Indeed, since President Hugo Chávez’s tenure began until today, Venezuela’s actions regarding the Essequibo region have been unclear and erratic from Chávez’s 2004 declaration granting freedom to Guyana from military interventions by Venezuela in Guyanese territory. Events were then compounded by a prolonged political, economic, and humanitarian crisis in Venezuela, accompanied by accusations against the leaders of the Venezuelan government of human rights violations against the population and links with terrorist and criminal organizations.

Today, the possible actions that the Venezuelan government may take under the argument of the alleged mandate granted by the recently held referendum, far from vindicating Venezuela’s historical rights over the Essequibo, threaten compliance with the decision of the ICJ. The Venezuelan government, to evade its responsibilities in the face of multiple accusations of human rights violations, links with criminal and terrorist organizations, and to address the need for transparent presidential elections, would easily be capable of attempting any maneuver.

Faced with Venezuela’s actions, Guyana’s president indicated that his country’s first defence was diplomacy. In this regard, and in search of support, Guyana initiated a campaign with the United States, Canada, Brazil, and the member countries of the Caribbean Community and obtained declarations of their support. As for the Organisation of American States, there has not been an expression of support for Guyana and probably will not be. Although the Secretary General of that organization rejected the holding of the referendum, the legal tradition of Latin America gathered in the Organization of American States leans towards the recognition of territories and boundaries inherited from the Spanish colony.
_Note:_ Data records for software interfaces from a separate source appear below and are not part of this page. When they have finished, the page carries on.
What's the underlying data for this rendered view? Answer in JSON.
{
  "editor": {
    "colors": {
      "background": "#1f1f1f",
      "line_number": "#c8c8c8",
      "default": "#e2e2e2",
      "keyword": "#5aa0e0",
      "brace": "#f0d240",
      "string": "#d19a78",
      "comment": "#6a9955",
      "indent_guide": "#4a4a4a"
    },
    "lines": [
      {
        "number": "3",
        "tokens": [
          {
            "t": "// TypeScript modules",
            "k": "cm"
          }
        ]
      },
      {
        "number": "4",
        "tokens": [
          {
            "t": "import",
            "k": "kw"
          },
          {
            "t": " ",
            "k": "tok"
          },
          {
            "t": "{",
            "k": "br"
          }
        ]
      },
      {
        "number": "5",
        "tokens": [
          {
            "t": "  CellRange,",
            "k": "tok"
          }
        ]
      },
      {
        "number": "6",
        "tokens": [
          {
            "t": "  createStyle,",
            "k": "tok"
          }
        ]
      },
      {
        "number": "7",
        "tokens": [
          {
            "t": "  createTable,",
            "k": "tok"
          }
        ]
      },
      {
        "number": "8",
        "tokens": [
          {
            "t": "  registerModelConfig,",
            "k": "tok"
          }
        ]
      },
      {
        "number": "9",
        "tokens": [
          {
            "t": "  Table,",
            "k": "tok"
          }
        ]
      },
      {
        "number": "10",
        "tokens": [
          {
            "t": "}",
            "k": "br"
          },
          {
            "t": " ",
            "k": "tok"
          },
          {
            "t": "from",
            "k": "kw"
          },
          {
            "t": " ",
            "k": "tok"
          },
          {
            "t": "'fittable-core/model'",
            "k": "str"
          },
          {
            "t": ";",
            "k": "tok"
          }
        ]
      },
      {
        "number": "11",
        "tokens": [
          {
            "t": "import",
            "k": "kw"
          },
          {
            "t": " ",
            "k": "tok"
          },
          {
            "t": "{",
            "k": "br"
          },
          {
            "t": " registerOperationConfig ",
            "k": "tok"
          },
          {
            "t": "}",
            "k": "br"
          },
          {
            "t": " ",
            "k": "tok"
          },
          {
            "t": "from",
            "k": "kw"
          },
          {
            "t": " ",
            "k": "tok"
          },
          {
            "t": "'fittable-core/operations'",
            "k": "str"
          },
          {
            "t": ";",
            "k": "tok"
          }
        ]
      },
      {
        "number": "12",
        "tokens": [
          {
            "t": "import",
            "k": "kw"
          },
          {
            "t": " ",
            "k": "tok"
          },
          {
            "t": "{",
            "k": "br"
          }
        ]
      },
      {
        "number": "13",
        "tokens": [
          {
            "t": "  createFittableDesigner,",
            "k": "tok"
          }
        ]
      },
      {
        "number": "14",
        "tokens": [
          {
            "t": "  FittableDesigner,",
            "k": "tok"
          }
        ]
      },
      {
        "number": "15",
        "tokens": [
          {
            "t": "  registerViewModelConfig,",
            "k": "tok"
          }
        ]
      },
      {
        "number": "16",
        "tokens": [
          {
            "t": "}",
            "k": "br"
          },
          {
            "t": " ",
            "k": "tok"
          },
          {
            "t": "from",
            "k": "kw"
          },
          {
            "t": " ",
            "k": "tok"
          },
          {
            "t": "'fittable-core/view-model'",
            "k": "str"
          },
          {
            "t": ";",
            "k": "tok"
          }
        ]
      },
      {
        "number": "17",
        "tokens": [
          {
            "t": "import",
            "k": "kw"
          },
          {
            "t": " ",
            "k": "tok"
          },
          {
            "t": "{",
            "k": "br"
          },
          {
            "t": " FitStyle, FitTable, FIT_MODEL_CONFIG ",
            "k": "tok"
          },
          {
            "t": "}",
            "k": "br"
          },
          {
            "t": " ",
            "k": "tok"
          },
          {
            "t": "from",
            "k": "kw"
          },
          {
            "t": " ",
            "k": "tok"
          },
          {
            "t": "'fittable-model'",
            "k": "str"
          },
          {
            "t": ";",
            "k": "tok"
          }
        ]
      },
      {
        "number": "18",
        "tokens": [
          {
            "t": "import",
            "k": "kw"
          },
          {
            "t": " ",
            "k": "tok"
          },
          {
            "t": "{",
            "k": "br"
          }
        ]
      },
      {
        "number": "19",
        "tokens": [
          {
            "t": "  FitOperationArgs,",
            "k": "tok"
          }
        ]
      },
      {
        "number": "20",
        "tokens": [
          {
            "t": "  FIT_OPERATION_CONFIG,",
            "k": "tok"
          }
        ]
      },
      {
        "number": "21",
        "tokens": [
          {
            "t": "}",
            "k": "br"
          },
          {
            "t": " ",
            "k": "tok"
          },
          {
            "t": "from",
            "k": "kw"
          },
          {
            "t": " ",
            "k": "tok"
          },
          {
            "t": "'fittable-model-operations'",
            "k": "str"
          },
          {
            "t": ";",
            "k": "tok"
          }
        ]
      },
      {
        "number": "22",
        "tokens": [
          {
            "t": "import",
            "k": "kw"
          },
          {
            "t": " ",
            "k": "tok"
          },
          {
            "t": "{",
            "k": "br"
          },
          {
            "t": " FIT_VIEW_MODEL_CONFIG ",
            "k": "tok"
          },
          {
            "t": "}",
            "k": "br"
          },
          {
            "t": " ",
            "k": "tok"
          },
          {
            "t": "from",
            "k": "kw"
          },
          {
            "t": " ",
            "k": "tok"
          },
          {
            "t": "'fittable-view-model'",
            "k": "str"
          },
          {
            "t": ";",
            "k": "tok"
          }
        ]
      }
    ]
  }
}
Recognizing that Guyana has rights over a territory that historically and legally does not belong to it would mean establishing jurisprudence in a sensitive matter.

The solution to the nearly 200-year-old territorial conflict between the two countries goes beyond consulting voters. But it would be risky to specify a solution. Still, it is possible to say that any solution begins with the legitimacy and transparency of the public policies of the conflicting governments. Next, it is essential to re-establish a permanent binational commission to pave the way for a peaceful solution. Finally, but not exclusively, in the case of the Essequibo dispute, negotiations should aim to establish a model of sustainable cooperation that respects indigenous communities and their natural environment.

Before you click away, we’d like to ask you for a favour … 


Journalism in Canada has suffered a devastating decline over the last two decades. Dozens of newspapers and outlets have shuttered. Remaining newsrooms are smaller. Nowhere is this erosion more acute than in the coverage of foreign policy and international news. It’s expensive, and Canadians, oceans away from most international upheavals, pay the outside world comparatively little attention.

At Open Canada, we believe this must change. If anything, the pandemic has taught us we can’t afford to ignore the changing world. What’s more, we believe, most Canadians don’t want to. Many of us, after all, come from somewhere else and have connections that reach around the world.

Our mission is to build a conversation that involves everyone — not just politicians, academics and policy makers. We need your help to do so. Your support helps us find stories and pay writers to tell them. It helps us grow that conversation. It helps us encourage more Canadians to play an active role in shaping our country’s place in the world.

Become a Supporter